Ignoring the images, restate the records below word for word.

Data provided:
╭──

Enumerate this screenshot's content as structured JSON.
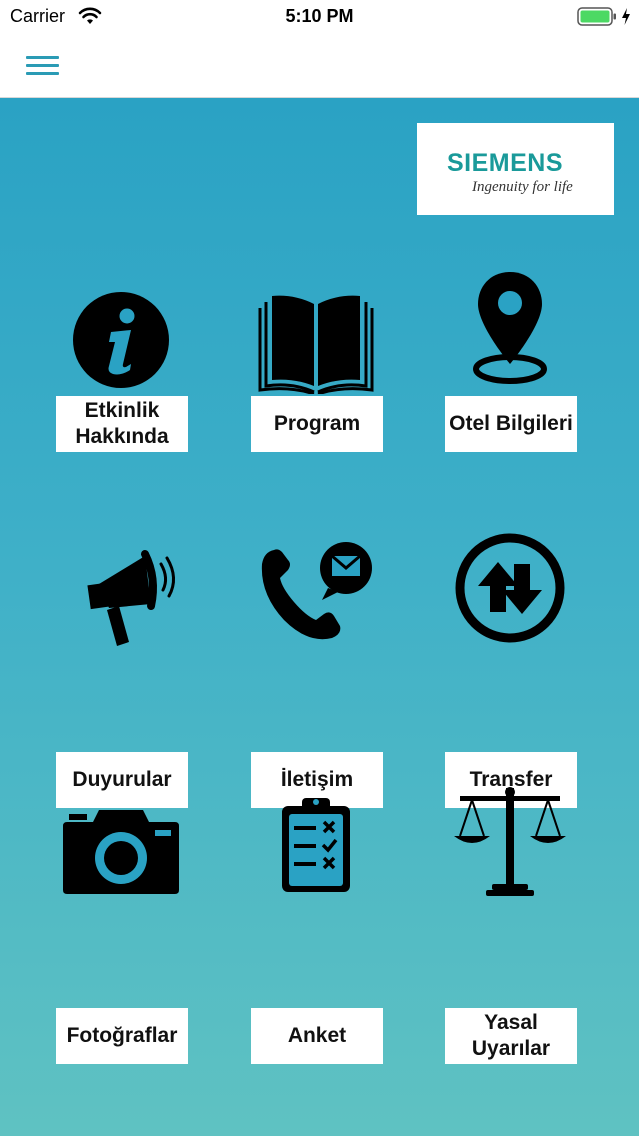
{
  "status_bar": {
    "carrier": "Carrier",
    "time": "5:10 PM",
    "battery_color": "#4cd964"
  },
  "header": {
    "menu_icon": "hamburger-menu-icon",
    "accent_color": "#2a9bb5"
  },
  "logo": {
    "brand": "SIEMENS",
    "tagline": "Ingenuity for life",
    "brand_color": "#1a9a9a"
  },
  "grid": {
    "tiles": [
      {
        "label": "Etkinlik Hakkında",
        "icon": "info-icon"
      },
      {
        "label": "Program",
        "icon": "book-icon"
      },
      {
        "label": "Otel Bilgileri",
        "icon": "location-pin-icon"
      },
      {
        "label": "Duyurular",
        "icon": "megaphone-icon"
      },
      {
        "label": "İletişim",
        "icon": "phone-message-icon"
      },
      {
        "label": "Transfer",
        "icon": "transfer-arrows-icon"
      },
      {
        "label": "Fotoğraflar",
        "icon": "camera-icon"
      },
      {
        "label": "Anket",
        "icon": "clipboard-checklist-icon"
      },
      {
        "label": "Yasal Uyarılar",
        "icon": "scales-icon"
      }
    ]
  }
}
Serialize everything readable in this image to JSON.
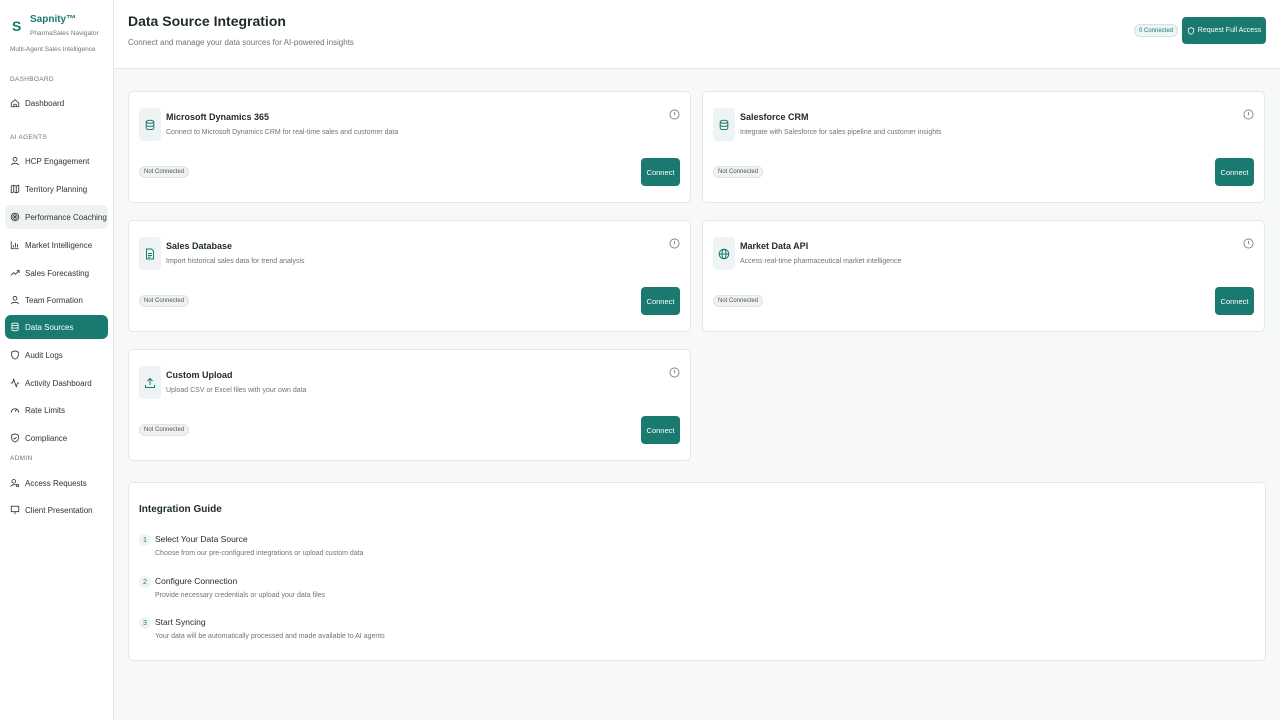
{
  "brand": {
    "logo": "S",
    "name": "Sapnity™",
    "subtitle": "PharmaSales Navigator",
    "tagline": "Multi-Agent Sales Intelligence"
  },
  "sidebar": {
    "section_dashboard": "DASHBOARD",
    "section_ai_agents": "AI AGENTS",
    "section_admin": "ADMIN",
    "items": [
      {
        "label": "Dashboard",
        "icon": "home-icon"
      },
      {
        "label": "HCP Engagement",
        "icon": "user-icon"
      },
      {
        "label": "Territory Planning",
        "icon": "map-icon"
      },
      {
        "label": "Performance Coaching",
        "icon": "target-icon"
      },
      {
        "label": "Market Intelligence",
        "icon": "bar-chart-icon"
      },
      {
        "label": "Sales Forecasting",
        "icon": "trending-up-icon"
      },
      {
        "label": "Team Formation",
        "icon": "user-icon"
      },
      {
        "label": "Data Sources",
        "icon": "database-icon"
      },
      {
        "label": "Audit Logs",
        "icon": "shield-icon"
      },
      {
        "label": "Activity Dashboard",
        "icon": "activity-icon"
      },
      {
        "label": "Rate Limits",
        "icon": "gauge-icon"
      },
      {
        "label": "Compliance",
        "icon": "shield-check-icon"
      },
      {
        "label": "Access Requests",
        "icon": "user-key-icon"
      },
      {
        "label": "Client Presentation",
        "icon": "presentation-icon"
      }
    ]
  },
  "header": {
    "title": "Data Source Integration",
    "subtitle": "Connect and manage your data sources for AI-powered insights",
    "connected_badge": "0 Connected",
    "request_button": "Request Full Access"
  },
  "cards": [
    {
      "title": "Microsoft Dynamics 365",
      "desc": "Connect to Microsoft Dynamics CRM for real-time sales and customer data",
      "status": "Not Connected",
      "button": "Connect",
      "icon": "database-icon"
    },
    {
      "title": "Salesforce CRM",
      "desc": "Integrate with Salesforce for sales pipeline and customer insights",
      "status": "Not Connected",
      "button": "Connect",
      "icon": "database-icon"
    },
    {
      "title": "Sales Database",
      "desc": "Import historical sales data for trend analysis",
      "status": "Not Connected",
      "button": "Connect",
      "icon": "file-text-icon"
    },
    {
      "title": "Market Data API",
      "desc": "Access real-time pharmaceutical market intelligence",
      "status": "Not Connected",
      "button": "Connect",
      "icon": "globe-icon"
    },
    {
      "title": "Custom Upload",
      "desc": "Upload CSV or Excel files with your own data",
      "status": "Not Connected",
      "button": "Connect",
      "icon": "upload-icon"
    }
  ],
  "guide": {
    "title": "Integration Guide",
    "steps": [
      {
        "num": "1",
        "title": "Select Your Data Source",
        "desc": "Choose from our pre-configured integrations or upload custom data"
      },
      {
        "num": "2",
        "title": "Configure Connection",
        "desc": "Provide necessary credentials or upload your data files"
      },
      {
        "num": "3",
        "title": "Start Syncing",
        "desc": "Your data will be automatically processed and made available to AI agents"
      }
    ]
  },
  "colors": {
    "accent": "#1a7a70",
    "background": "#f7f8f8",
    "card": "#ffffff"
  }
}
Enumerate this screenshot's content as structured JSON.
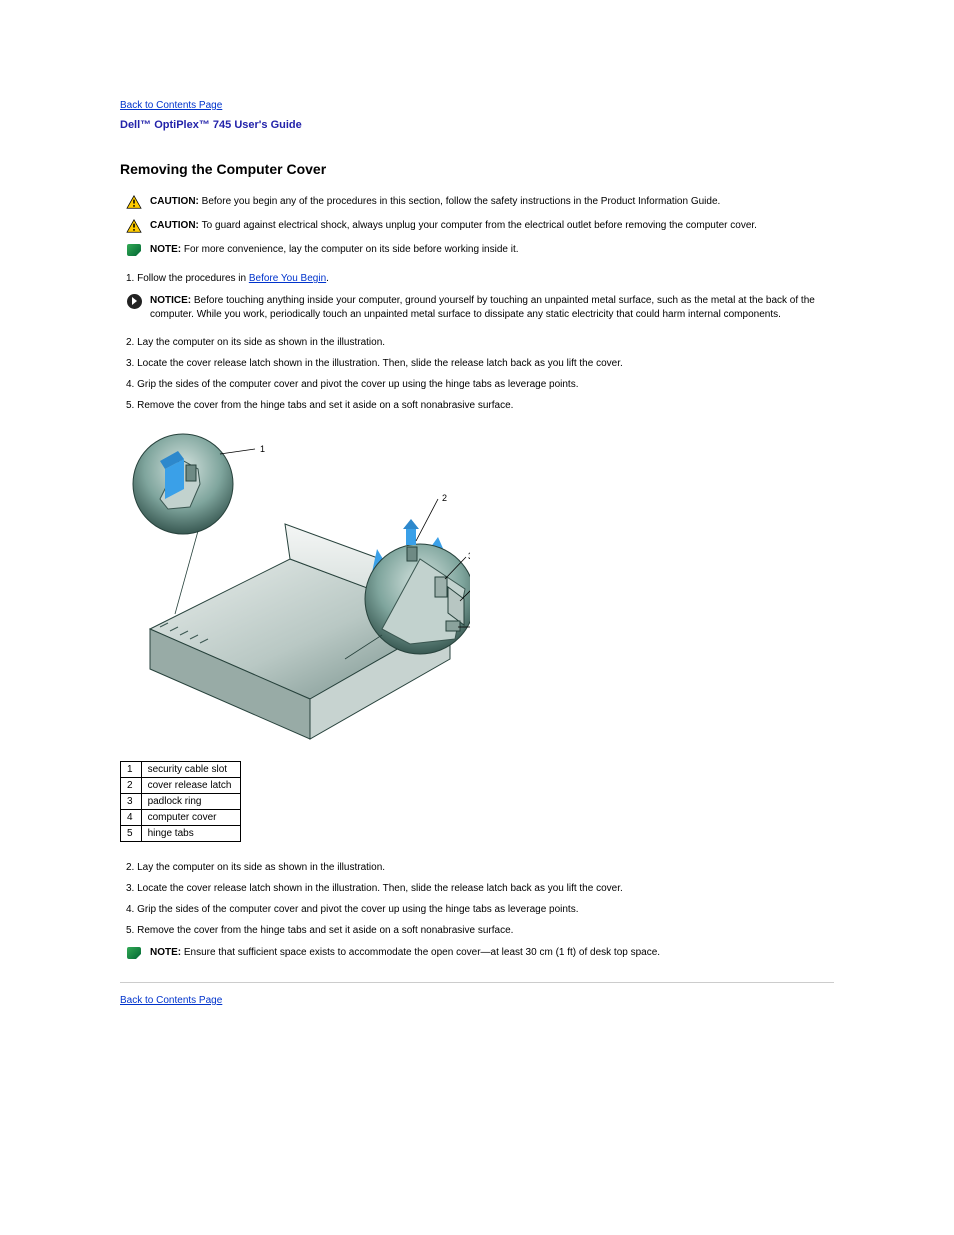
{
  "nav": {
    "back_top": "Back to Contents Page",
    "back_bottom": "Back to Contents Page"
  },
  "doc_title": "Dell™ OptiPlex™ 745 User's Guide",
  "section_title": "Removing the Computer Cover",
  "steps": {
    "s1": "1. Follow the procedures in ",
    "s1_link": "Before You Begin",
    "s1_after": ".",
    "s2": "2. Lay the computer on its side as shown in the illustration.",
    "s3": "3. Locate the cover release latch shown in the illustration. Then, slide the release latch back as you lift the cover.",
    "s4": "4. Grip the sides of the computer cover and pivot the cover up using the hinge tabs as leverage points.",
    "s5": "5. Remove the cover from the hinge tabs and set it aside on a soft nonabrasive surface."
  },
  "callouts": {
    "caution1_label": "CAUTION: ",
    "caution1_text": "Before you begin any of the procedures in this section, follow the safety instructions in the Product Information Guide.",
    "caution2_label": "CAUTION: ",
    "caution2_text": "To guard against electrical shock, always unplug your computer from the electrical outlet before removing the computer cover.",
    "note1_label": "NOTE: ",
    "note1_text": "For more convenience, lay the computer on its side before working inside it.",
    "notice1_label": "NOTICE: ",
    "notice1_text": "Before touching anything inside your computer, ground yourself by touching an unpainted metal surface, such as the metal at the back of the computer. While you work, periodically touch an unpainted metal surface to dissipate any static electricity that could harm internal components.",
    "note2_label": "NOTE: ",
    "note2_text": "Ensure that sufficient space exists to accommodate the open cover—at least 30 cm (1 ft) of desk top space."
  },
  "parts": [
    {
      "n": "1",
      "label": "security cable slot"
    },
    {
      "n": "2",
      "label": "cover release latch"
    },
    {
      "n": "3",
      "label": "padlock ring"
    },
    {
      "n": "4",
      "label": "computer cover"
    },
    {
      "n": "5",
      "label": "hinge tabs"
    }
  ]
}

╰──

Response to this task:
Enumerate this screenshot's content as structured JSON.
{
  "status_bar": {
    "carrier": "Carrier",
    "time": "5:10 PM",
    "battery_color": "#4cd964"
  },
  "header": {
    "menu_icon": "hamburger-menu-icon",
    "accent_color": "#2a9bb5"
  },
  "logo": {
    "brand": "SIEMENS",
    "tagline": "Ingenuity for life",
    "brand_color": "#1a9a9a"
  },
  "grid": {
    "tiles": [
      {
        "label": "Etkinlik Hakkında",
        "icon": "info-icon"
      },
      {
        "label": "Program",
        "icon": "book-icon"
      },
      {
        "label": "Otel Bilgileri",
        "icon": "location-pin-icon"
      },
      {
        "label": "Duyurular",
        "icon": "megaphone-icon"
      },
      {
        "label": "İletişim",
        "icon": "phone-message-icon"
      },
      {
        "label": "Transfer",
        "icon": "transfer-arrows-icon"
      },
      {
        "label": "Fotoğraflar",
        "icon": "camera-icon"
      },
      {
        "label": "Anket",
        "icon": "clipboard-checklist-icon"
      },
      {
        "label": "Yasal Uyarılar",
        "icon": "scales-icon"
      }
    ]
  }
}
Serialize everything readable in this image to JSON.
{
  "brand": {
    "logo": "S",
    "name": "Sapnity™",
    "subtitle": "PharmaSales Navigator",
    "tagline": "Multi-Agent Sales Intelligence"
  },
  "sidebar": {
    "section_dashboard": "DASHBOARD",
    "section_ai_agents": "AI AGENTS",
    "section_admin": "ADMIN",
    "items": [
      {
        "label": "Dashboard",
        "icon": "home-icon"
      },
      {
        "label": "HCP Engagement",
        "icon": "user-icon"
      },
      {
        "label": "Territory Planning",
        "icon": "map-icon"
      },
      {
        "label": "Performance Coaching",
        "icon": "target-icon"
      },
      {
        "label": "Market Intelligence",
        "icon": "bar-chart-icon"
      },
      {
        "label": "Sales Forecasting",
        "icon": "trending-up-icon"
      },
      {
        "label": "Team Formation",
        "icon": "user-icon"
      },
      {
        "label": "Data Sources",
        "icon": "database-icon"
      },
      {
        "label": "Audit Logs",
        "icon": "shield-icon"
      },
      {
        "label": "Activity Dashboard",
        "icon": "activity-icon"
      },
      {
        "label": "Rate Limits",
        "icon": "gauge-icon"
      },
      {
        "label": "Compliance",
        "icon": "shield-check-icon"
      },
      {
        "label": "Access Requests",
        "icon": "user-key-icon"
      },
      {
        "label": "Client Presentation",
        "icon": "presentation-icon"
      }
    ]
  },
  "header": {
    "title": "Data Source Integration",
    "subtitle": "Connect and manage your data sources for AI-powered insights",
    "connected_badge": "0 Connected",
    "request_button": "Request Full Access"
  },
  "cards": [
    {
      "title": "Microsoft Dynamics 365",
      "desc": "Connect to Microsoft Dynamics CRM for real-time sales and customer data",
      "status": "Not Connected",
      "button": "Connect",
      "icon": "database-icon"
    },
    {
      "title": "Salesforce CRM",
      "desc": "Integrate with Salesforce for sales pipeline and customer insights",
      "status": "Not Connected",
      "button": "Connect",
      "icon": "database-icon"
    },
    {
      "title": "Sales Database",
      "desc": "Import historical sales data for trend analysis",
      "status": "Not Connected",
      "button": "Connect",
      "icon": "file-text-icon"
    },
    {
      "title": "Market Data API",
      "desc": "Access real-time pharmaceutical market intelligence",
      "status": "Not Connected",
      "button": "Connect",
      "icon": "globe-icon"
    },
    {
      "title": "Custom Upload",
      "desc": "Upload CSV or Excel files with your own data",
      "status": "Not Connected",
      "button": "Connect",
      "icon": "upload-icon"
    }
  ],
  "guide": {
    "title": "Integration Guide",
    "steps": [
      {
        "num": "1",
        "title": "Select Your Data Source",
        "desc": "Choose from our pre-configured integrations or upload custom data"
      },
      {
        "num": "2",
        "title": "Configure Connection",
        "desc": "Provide necessary credentials or upload your data files"
      },
      {
        "num": "3",
        "title": "Start Syncing",
        "desc": "Your data will be automatically processed and made available to AI agents"
      }
    ]
  },
  "colors": {
    "accent": "#1a7a70",
    "background": "#f7f8f8",
    "card": "#ffffff"
  }
}
Enumerate this screenshot's content as structured JSON.
{
  "nav": {
    "back_top": "Back to Contents Page",
    "back_bottom": "Back to Contents Page"
  },
  "doc_title": "Dell™ OptiPlex™ 745 User's Guide",
  "section_title": "Removing the Computer Cover",
  "steps": {
    "s1": "1. Follow the procedures in ",
    "s1_link": "Before You Begin",
    "s1_after": ".",
    "s2": "2. Lay the computer on its side as shown in the illustration.",
    "s3": "3. Locate the cover release latch shown in the illustration. Then, slide the release latch back as you lift the cover.",
    "s4": "4. Grip the sides of the computer cover and pivot the cover up using the hinge tabs as leverage points.",
    "s5": "5. Remove the cover from the hinge tabs and set it aside on a soft nonabrasive surface."
  },
  "callouts": {
    "caution1_label": "CAUTION: ",
    "caution1_text": "Before you begin any of the procedures in this section, follow the safety instructions in the Product Information Guide.",
    "caution2_label": "CAUTION: ",
    "caution2_text": "To guard against electrical shock, always unplug your computer from the electrical outlet before removing the computer cover.",
    "note1_label": "NOTE: ",
    "note1_text": "For more convenience, lay the computer on its side before working inside it.",
    "notice1_label": "NOTICE: ",
    "notice1_text": "Before touching anything inside your computer, ground yourself by touching an unpainted metal surface, such as the metal at the back of the computer. While you work, periodically touch an unpainted metal surface to dissipate any static electricity that could harm internal components.",
    "note2_label": "NOTE: ",
    "note2_text": "Ensure that sufficient space exists to accommodate the open cover—at least 30 cm (1 ft) of desk top space."
  },
  "parts": [
    {
      "n": "1",
      "label": "security cable slot"
    },
    {
      "n": "2",
      "label": "cover release latch"
    },
    {
      "n": "3",
      "label": "padlock ring"
    },
    {
      "n": "4",
      "label": "computer cover"
    },
    {
      "n": "5",
      "label": "hinge tabs"
    }
  ]
}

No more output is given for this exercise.